Services provided by state run prisons are limited and usually at a higher cost than at private prisons due to having to hire outside contractors to perform many of those services like drug and alcohol counseling. Programs are more streamlined to meet the needs of offenders as per the mandates of the court. Completion of these programs is at a lower level as compared to private prisons, but as aforementioned, this may be due to the high rate of transfer of offenders within the state systems.

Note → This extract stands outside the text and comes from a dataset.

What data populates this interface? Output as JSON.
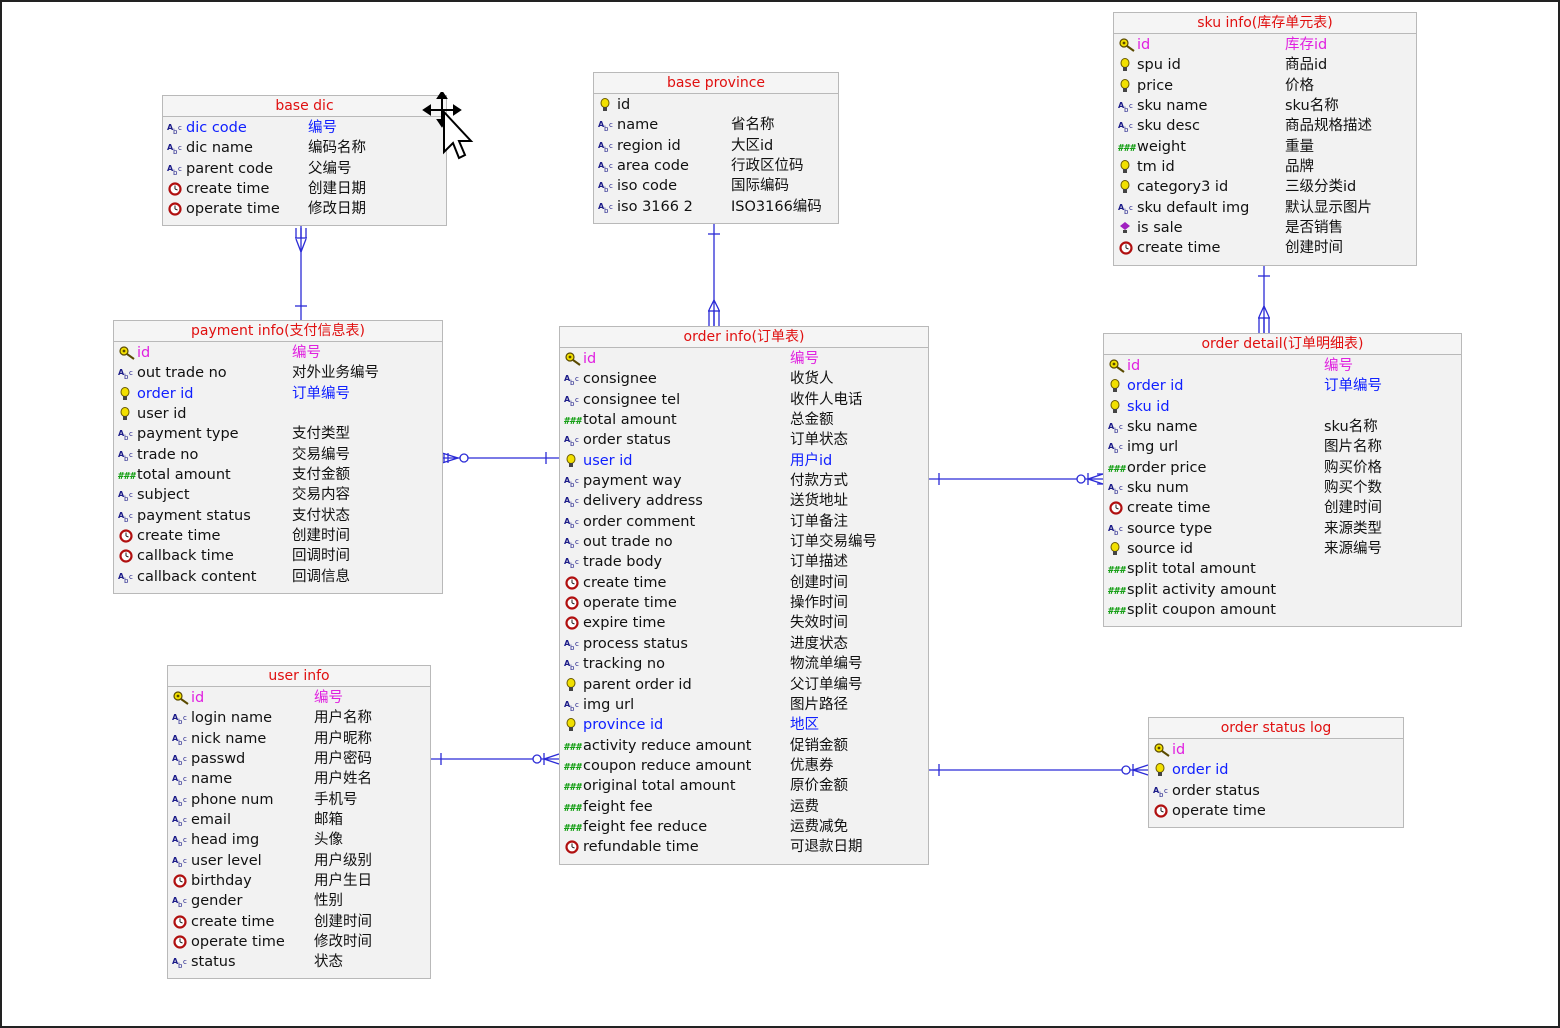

By the laws of our states offenders who are convicted and incarcerated are considered wards of the state and many believe that as such, the state is responsible for housing and caring for these offenders. Moral arguments have been made as to whether it is the permissible to contract out responsibilities that should be the burden of the state. Private prisons have been questioned on their authority to impose requirements that would affect an offender's sentence, by extending that sentence for example with the loss of good time for failure to participate. A number of other issues come into question as well, specifically with due process and liability issues and who becomes responsible for these when housed by a cooperation motivated by money rather than the oversight of the government and courts (Austin, J., & Coventry, G., 2001).
Private prisons are not answerable to state legislatures because they are not owned by the state with respect operations. Much of how these prisons operates is determined by a board of directors whose primary motivation is to make money for the company. Usually the only means of oversight is by state facilities providing staff to act as a conduit between the state from where the offenders come from and the private facility where they are housed. This arrangement is usually part of the contract that is established between the two parties.
Private prisons have their advantages the biggest of which is that they do not cost as much to run as public prisons. Private prisons have the advantage of building cheaper facilities, staffing them with cheaper labor. Many private prison offer programming and many of the needs that state prisons provide. These are obviously the things that make private prison competitive and a viable option. While there are many reasons not to utilize private prisons, it really comes down to risk management on the part of the state. If the risks are acceptable to the state, then private prisons may provide the relief they seek. Private prisons are viable, and with the proper contractual protocols in place and monitoring by state governments who contract with private prisons, they can be utilized effectively.